* Brief *
Report how many lines below include "label", giving the figure alone.

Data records
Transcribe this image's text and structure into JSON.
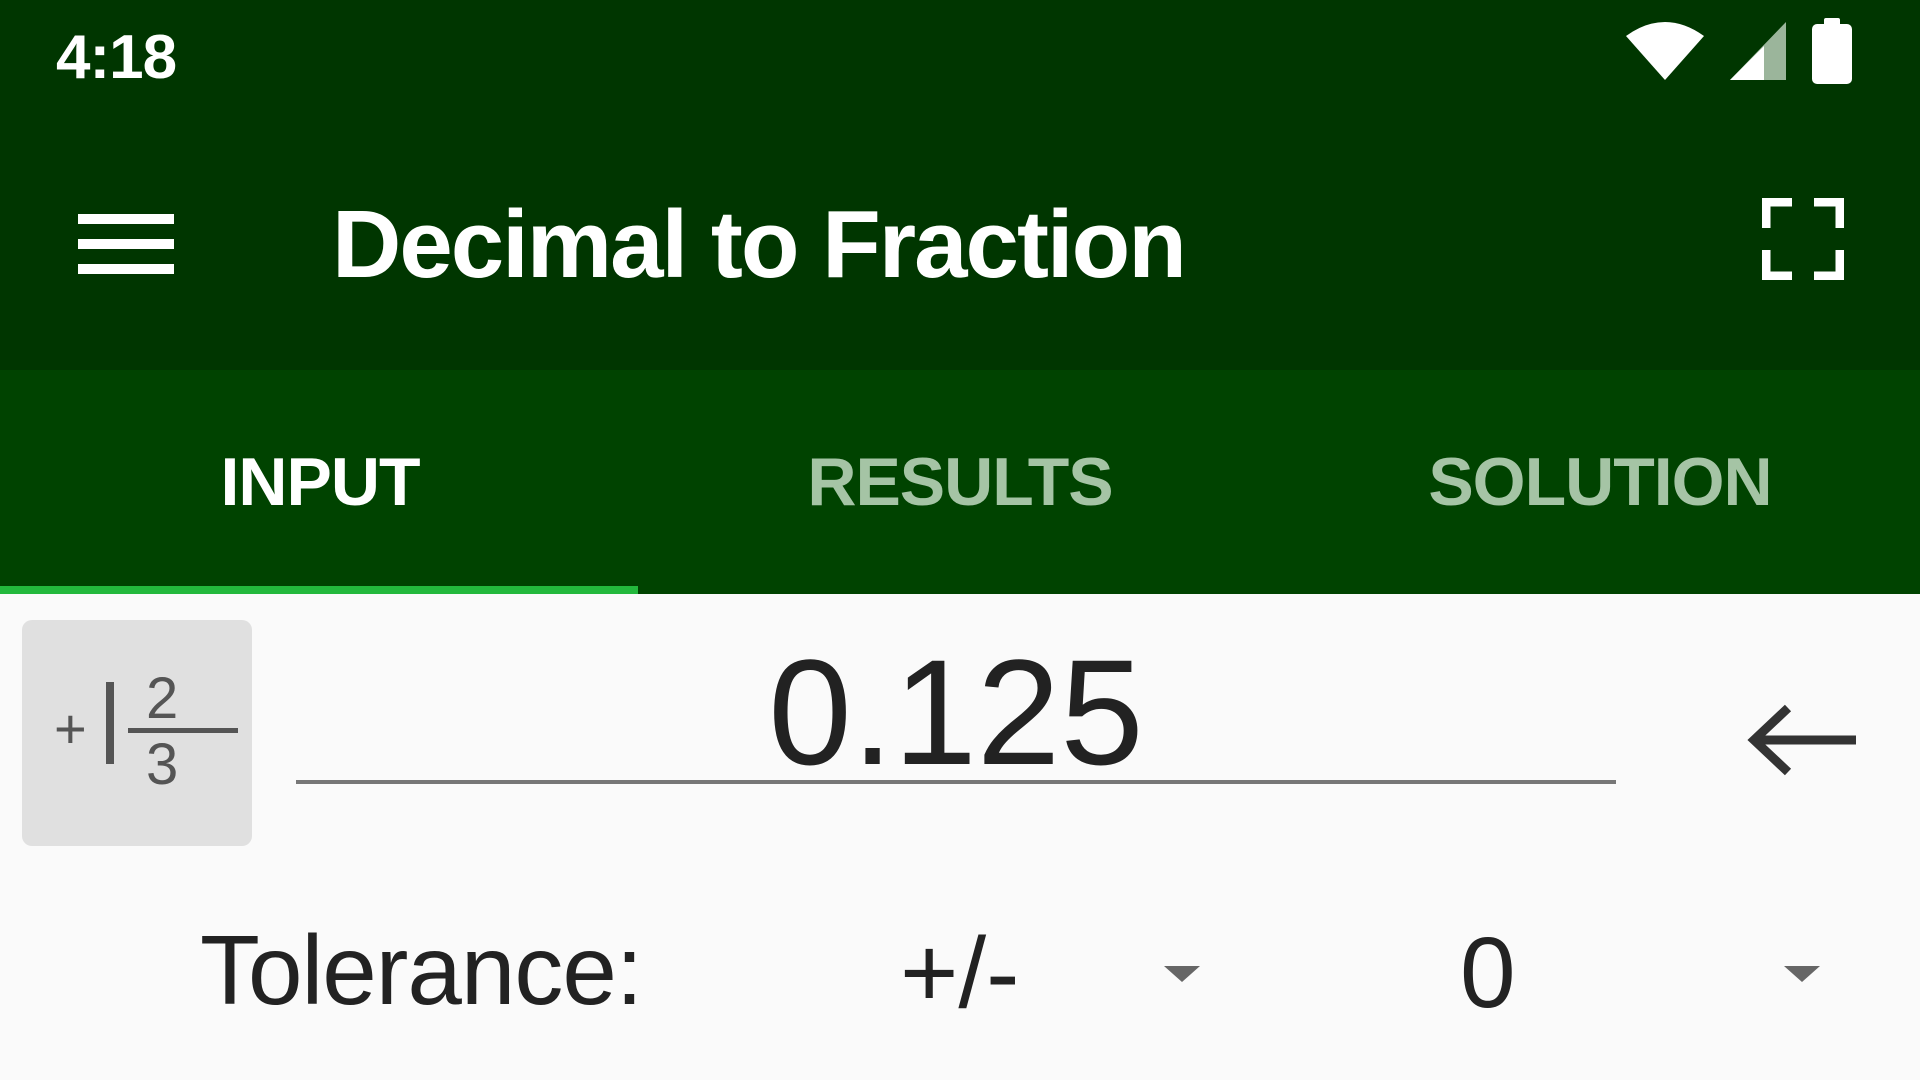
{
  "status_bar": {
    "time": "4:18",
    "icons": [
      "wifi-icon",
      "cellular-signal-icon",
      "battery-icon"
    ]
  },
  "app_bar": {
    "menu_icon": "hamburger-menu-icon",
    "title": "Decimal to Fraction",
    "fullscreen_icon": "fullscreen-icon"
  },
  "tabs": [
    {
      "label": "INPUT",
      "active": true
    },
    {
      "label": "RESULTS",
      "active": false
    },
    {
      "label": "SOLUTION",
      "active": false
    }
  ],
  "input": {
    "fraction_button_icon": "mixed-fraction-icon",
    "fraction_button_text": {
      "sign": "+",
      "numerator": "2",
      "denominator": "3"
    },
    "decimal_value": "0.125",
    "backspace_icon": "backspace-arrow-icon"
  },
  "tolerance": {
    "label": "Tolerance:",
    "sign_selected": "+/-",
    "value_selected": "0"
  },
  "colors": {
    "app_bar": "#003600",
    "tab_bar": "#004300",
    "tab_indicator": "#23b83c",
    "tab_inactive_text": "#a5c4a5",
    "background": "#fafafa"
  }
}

* Reply to the exercise *
4